Duke and Osborne set the stage perfectly with New Love. It’s a joyous blast of romantic optimism, featuring nice horn work and a tight rhythm section. A well-produced choir provide harmonies, providing a rich backdrop for Osborne’s exuberant vocal. The track is a nice kickoff and a great declaration of musical independence. Eenie Meenie is a darker track with a soulful groove. Telling the tale of a romance broken once too often, it features bright strings and elegant percussion. Osborne sings of knowing when something is finally over, conveying sorrow without being broken.
The masterpiece of the disc is the searing I Really Don’t Need No Light. The first single, it showed off everything Osborne learned in his time touring with the band and his new confidence in his own right. It’s a great kiss-off song with smart lyrics; Duke’s production makes the most of Osborne’s distinctive phrasing, and the whole package is a perfect example of timeless dance pop. The next hit took a very different approach. On the Wings of Love is a delightful celebration song. Driven by a blend of keyboards and subtle strings, it’s a joyous ballad of hope and love. The subtle touches — like the snare riff in the chorus — provide texture that helps it rise above the typical happy pop love song.
Ready For Your Love is a smoldering dance track, with Osborne singing his regrets about almost letting romance slip away. He offers a grittier vocal than usual, adding variety to the disc and energy to the song. Duke’s sequencing of the album is part of its magic, and offering the jazzy showcase of Who You Talkin’ To? next is a fine example. With sassy horns, a searing guitar solo, engaging treated vocal backing, and a tight, band, it’s a big, bossy number. Osborne clearly has fun with it. You Were Made to Love is fine, but something of a letdown. A fluffy slow dance love song, it features a nice vocal but some frankly silly lyrics. Fortunately, Ain’t Nothin’ Missin’ blasts in with joyful energy. A track of unadulterated happiness, it features fun do-do-do backing vocals and one of Osborne’s best leads.
Baby is a swirling torch song, reminiscent of Al Green. It’s lyrically slight, but Duke and Osborne treat it with respect, turning in something surprising. Things wrap up with the remarkable Congratulations. Sung to a former lover as she prepares for her wedding, it could be a syrupy weeper.
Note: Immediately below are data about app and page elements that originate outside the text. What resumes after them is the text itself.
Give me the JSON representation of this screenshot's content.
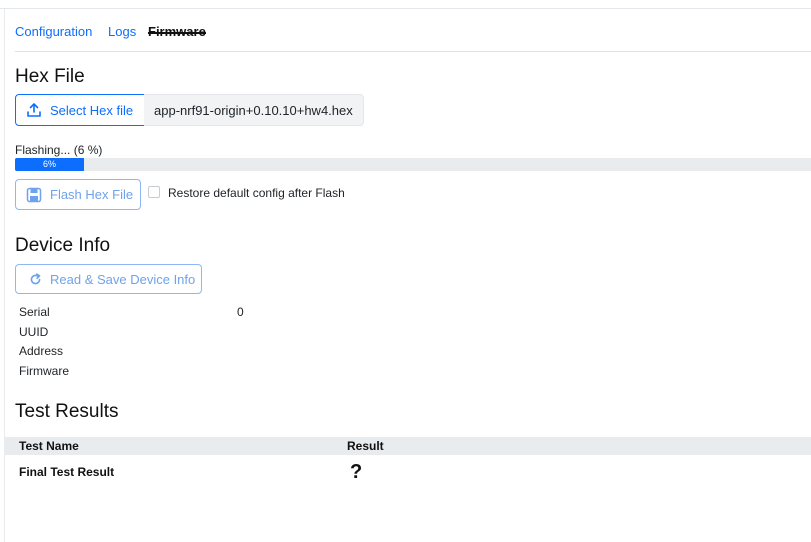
{
  "tabs": [
    {
      "label": "Configuration",
      "active": false
    },
    {
      "label": "Logs",
      "active": false
    },
    {
      "label": "Firmware",
      "active": true
    }
  ],
  "hex_file": {
    "title": "Hex File",
    "select_button": "Select Hex file",
    "filename": "app-nrf91-origin+0.10.10+hw4.hex",
    "progress_label": "Flashing... (6 %)",
    "progress_text": "6%",
    "progress_value": 6,
    "flash_button": "Flash Hex File",
    "restore_checkbox_label": "Restore default config after Flash",
    "restore_checked": false
  },
  "device_info": {
    "title": "Device Info",
    "read_button": "Read & Save Device Info",
    "rows": [
      {
        "label": "Serial",
        "value": "0"
      },
      {
        "label": "UUID",
        "value": ""
      },
      {
        "label": "Address",
        "value": ""
      },
      {
        "label": "Firmware",
        "value": ""
      }
    ]
  },
  "test_results": {
    "title": "Test Results",
    "columns": [
      "Test Name",
      "Result"
    ],
    "rows": [
      {
        "name": "Final Test Result",
        "result": "?"
      }
    ]
  },
  "colors": {
    "accent": "#0d6efd",
    "accent_disabled": "#6ea2ec",
    "header_bg": "#e9ecef"
  },
  "icons": {
    "select_hex": "upload-icon",
    "flash": "save-icon",
    "read_device": "refresh-icon"
  }
}
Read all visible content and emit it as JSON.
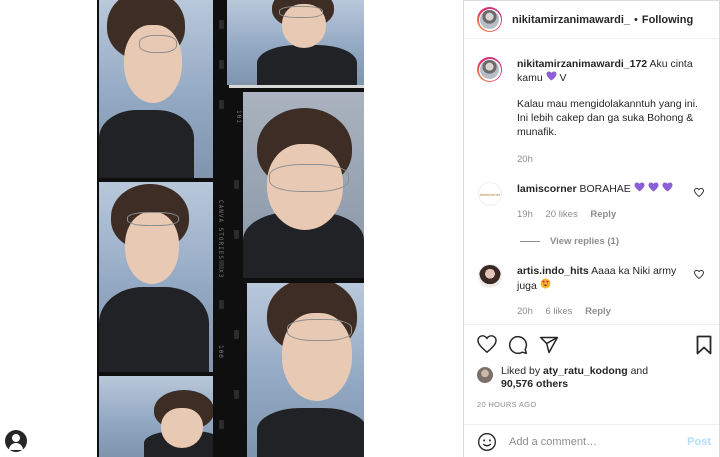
{
  "header": {
    "username": "nikitamirzanimawardi_",
    "separator": "•",
    "follow_label": "Following"
  },
  "caption": {
    "username": "nikitamirzanimawardi_172",
    "text_line1": "Aku cinta kamu",
    "text_suffix": "V",
    "paragraph": "Kalau mau mengidolakanntuh yang ini. Ini lebih cakep dan ga suka Bohong & munafik.",
    "time": "20h"
  },
  "comments": [
    {
      "username": "lamiscorner",
      "text": "BORAHAE",
      "avatar_text": "lamiscorner",
      "time": "19h",
      "likes": "20 likes",
      "reply": "Reply",
      "view_replies": "View replies (1)"
    },
    {
      "username": "artis.indo_hits",
      "text": "Aaaa ka Niki army juga",
      "time": "20h",
      "likes": "6 likes",
      "reply": "Reply"
    }
  ],
  "likes": {
    "prefix": "Liked by",
    "user": "aty_ratu_kodong",
    "conj": "and",
    "count": "90,576 others"
  },
  "timestamp": "20 HOURS AGO",
  "add_comment": {
    "placeholder": "Add a comment…",
    "post_label": "Post"
  },
  "film_text": {
    "a": "CANVA STORIES FX3",
    "b": "100",
    "c": "101"
  },
  "colors": {
    "heart_purple": "#8b5fd6",
    "link_blue": "#b2dffc",
    "muted": "#8e8e8e"
  }
}
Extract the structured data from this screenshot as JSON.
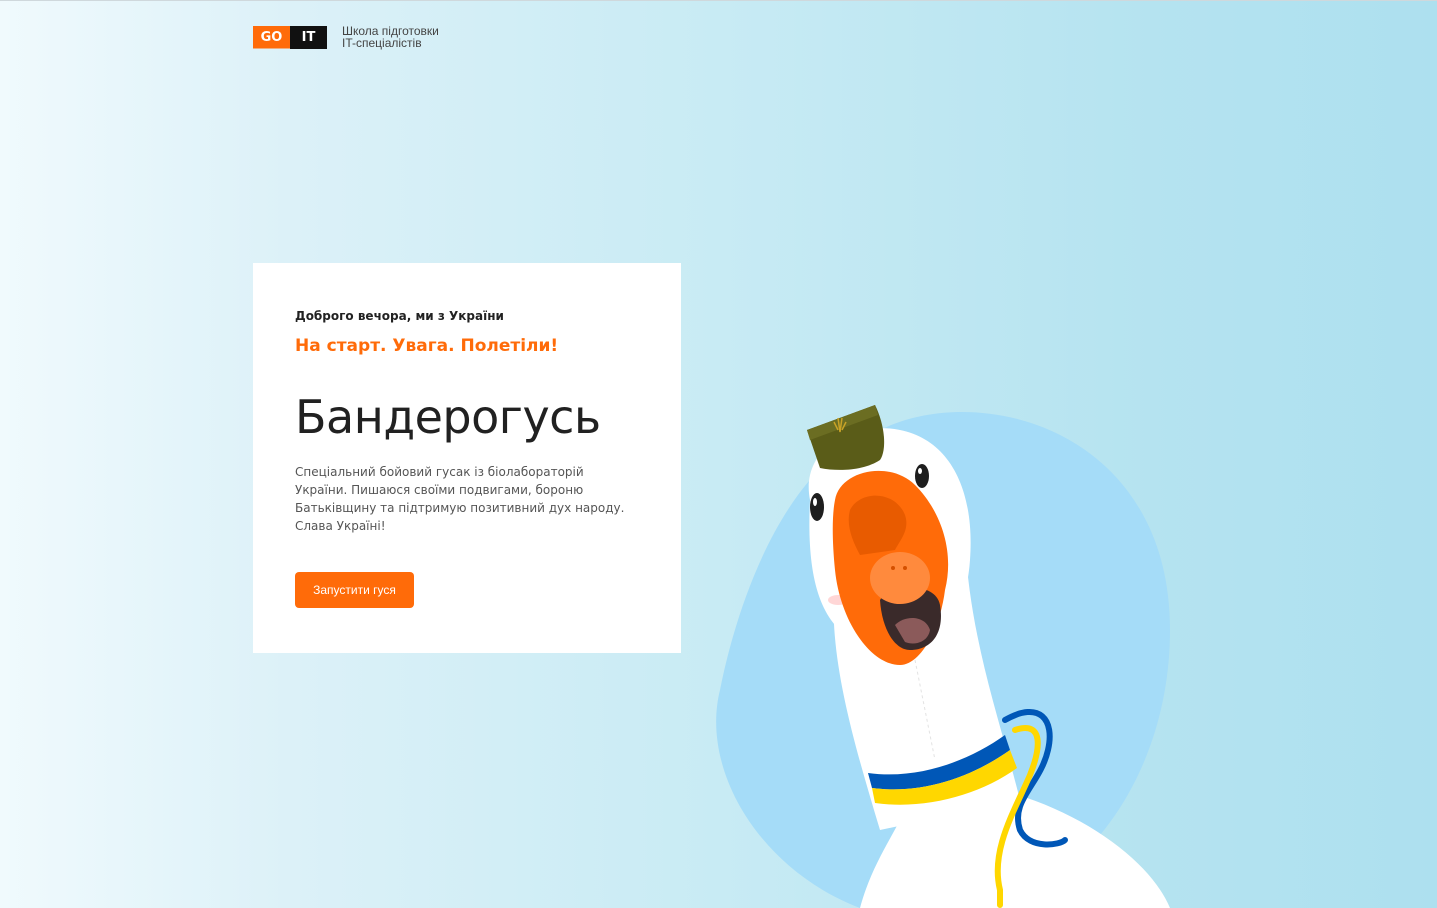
{
  "header": {
    "logo_go": "GO",
    "logo_it": "IT",
    "tagline_line1": "Школа підготовки",
    "tagline_line2": "IT-спеціалістів"
  },
  "hero": {
    "greeting": "Доброго вечора, ми з України",
    "slogan": "На старт. Увага. Полетіли!",
    "title": "Бандерогусь",
    "description": "Спеціальний бойовий гусак із біолабораторій України. Пишаюся своїми подвигами, бороню Батьківщину та підтримую позитивний дух народу. Слава Україні!",
    "button_label": "Запустити гуся"
  },
  "colors": {
    "accent": "#ff6b09",
    "ua_blue": "#0057b7",
    "ua_yellow": "#ffd700"
  }
}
Instead, it’s treated with restraint, a slow, bare start that builds gradually, almost sneaking up on the listener. Osborne’s great phrasing makes the most of the telling line “Life goes on, I guess”, capturing the heart of the song. It’s a perfect wrap-up to a solid outing.
FURTHER LISTENING: Jeffrey Osborne continued to release solid, fun albums for a decade. His sophomore effort, Stay With Me Tonight, is nearly as good as the debut and a personal favorite. Don’t Stop follows the Duke/Osborne formula with diminishing returns but is still very worthwhile. From there, things are a mixed bag. Osborne’s voice is always amazing however, and his sense of musicality is so strong that he makes the most of even the weaker material. For the casual fan, the Ultimate Collection actually lives up to its name, offering 17 great songs including his best work with L.T.D.